44. Memorandum From the President’s Deputy Assistant for National Security Affairs (Scowcroft) to President Nixon1

Secretary Kissinger has asked that I provide you with the following report.

“I have just completed over four hours of intensive discussions with Mrs. Meir, alone in the first instance, and subsequently with her key Cabinet colleagues.2 I appreciate your telegram of support for the line I intended to take with the Israelis and which, I believe, has now produced some positive results.3

“The Israelis have agreed to drawing a new map which reflects two major improvements over their past position:

a) They have agreed to draw their defensive line west of the entire city of Quneitra; and

b) They have agreed to make certain minor modifications in other parts of the line which would have them withdrawing at certain points a small symbolic distance west of the October 6 line.

“There are a number of other serious problems which remain, such as whether there is a zone of limitation; a buffer zone, and to what point Syrian civil administration will extend. Nevertheless, Israeli willingness to withdraw to a line west of Quneitra and the October 6 line is a step forward. I can represent it with Sadat, Faisal, the Amir of Kuwait and Boumedienne as a line meritorious of their support. We are by no means out of the woods because Asad will almost certainly reject this proposal. It then depends on Arab pressures on him. It ought to be possible to get some or all of the above four to weigh in with Asad. Even though it is probably a less than 50–50 chance that the Syrians will accept this line, we will have made important gains with key Arabs which should help reduce the adverse impact should the negotiations reach an impasse.

[Page 224]

“I will meet with Gromyko tomorrow,4 and I plan to say as little as possible to him regarding where matters stand on the Middle East in order to reduce the possibility that he can involve himself directly in the negotiations in an unhelpful manner. After returning to Israel tomorrow night, at which I hope to receive the new map as described above, with the support of the Cabinet, I will proceed to Damascus on Wednesday morning to make a major effort with Asad.”

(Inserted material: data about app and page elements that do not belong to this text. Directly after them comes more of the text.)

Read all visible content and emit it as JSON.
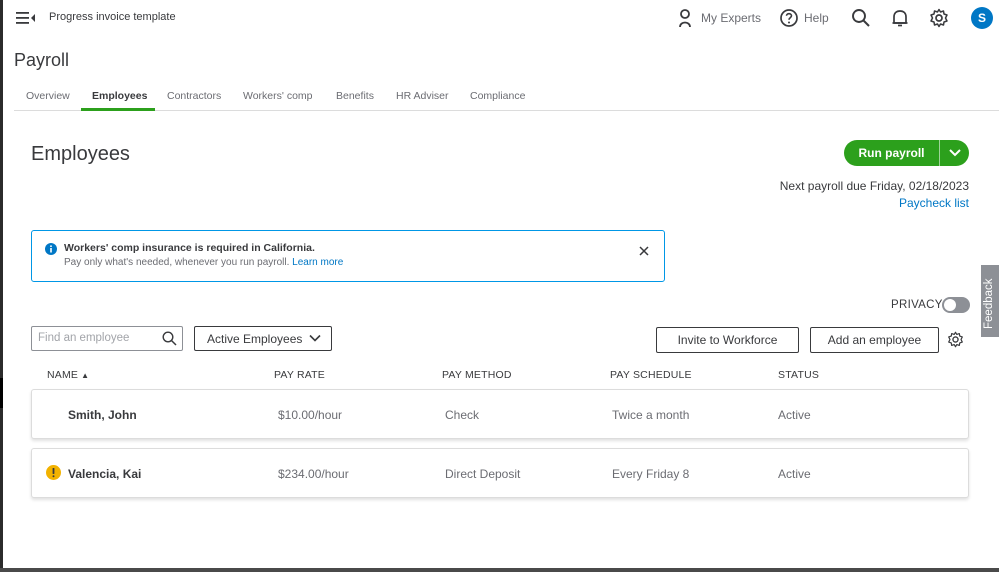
{
  "topbar": {
    "title": "Progress invoice template",
    "my_experts": "My Experts",
    "help": "Help",
    "avatar_initial": "S"
  },
  "page": {
    "title": "Payroll"
  },
  "tabs": [
    {
      "label": "Overview"
    },
    {
      "label": "Employees"
    },
    {
      "label": "Contractors"
    },
    {
      "label": "Workers' comp"
    },
    {
      "label": "Benefits"
    },
    {
      "label": "HR Adviser"
    },
    {
      "label": "Compliance"
    }
  ],
  "active_tab": "Employees",
  "section": {
    "title": "Employees",
    "run_payroll": "Run payroll",
    "next_payroll": "Next payroll due Friday, 02/18/2023",
    "paycheck_list": "Paycheck list"
  },
  "alert": {
    "title": "Workers' comp insurance is required in California.",
    "body": "Pay only what's needed, whenever you run payroll.",
    "link": "Learn more"
  },
  "privacy": {
    "label": "PRIVACY",
    "enabled": false
  },
  "feedback": "Feedback",
  "filters": {
    "search_placeholder": "Find an employee",
    "status_filter": "Active Employees",
    "invite_button": "Invite to Workforce",
    "add_button": "Add an employee"
  },
  "table": {
    "columns": {
      "name": "NAME",
      "pay_rate": "PAY RATE",
      "pay_method": "PAY METHOD",
      "pay_schedule": "PAY SCHEDULE",
      "status": "STATUS"
    },
    "sort_indicator": "▲",
    "rows": [
      {
        "name": "Smith, John",
        "pay_rate": "$10.00/hour",
        "pay_method": "Check",
        "pay_schedule": "Twice a month",
        "status": "Active",
        "warning": false
      },
      {
        "name": "Valencia, Kai",
        "pay_rate": "$234.00/hour",
        "pay_method": "Direct Deposit",
        "pay_schedule": "Every Friday 8",
        "status": "Active",
        "warning": true
      }
    ]
  },
  "colors": {
    "brand_green": "#2ca01c",
    "link_blue": "#0077c5",
    "info_blue": "#0097e6",
    "warning_amber": "#f2b200"
  }
}
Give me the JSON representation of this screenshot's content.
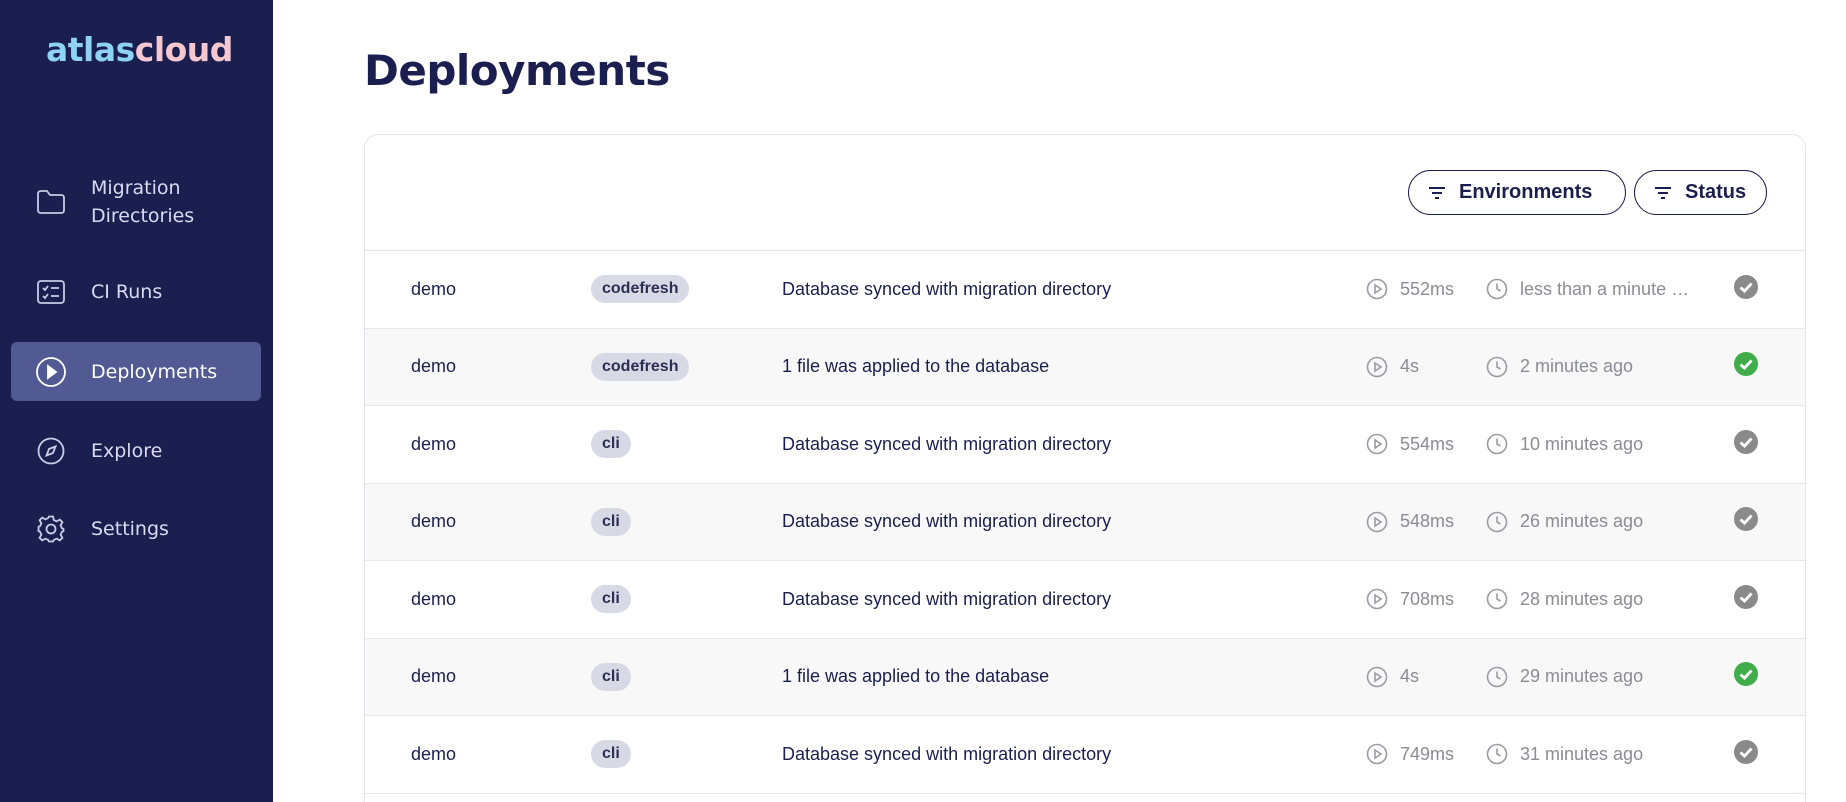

  1. Source: National Archives, Nixon Presidential Materials, NSC Files, Kissinger Office Files, Box 136, Country Files, Middle East, Dinitz, January 1–July 1, 1974. Secret; Sensitive; Exclusively Eyes Only. Sent for information. Nixon wrote at the bottom of the first page, “Personal Message to H from RN—‛You are doing a superb job against great odds—regardless of the outcome. But let us hope and work for the best.’”
  2. No record of Kissinger’s private discussion with Meir has been found. The subsequent conversation took place on May 5 from 10:15 a.m. to 1:20 p.m. at the Prime Minister’s office in Jerusalem. (Memorandum of conversation; ibid., RG 59, Records of Henry Kissinger, 1973–77, Box 8, Nodis Memcons, May 1974, Folder 2)
  3. See Documents 40 and 41.
  4. The report of the meeting between Kissinger and Gromyko in Nicosia on May 7 printed in Foreign Relations, 1969–1976, volume XV, Soviet Union, June 1972–August 1974, Document 179.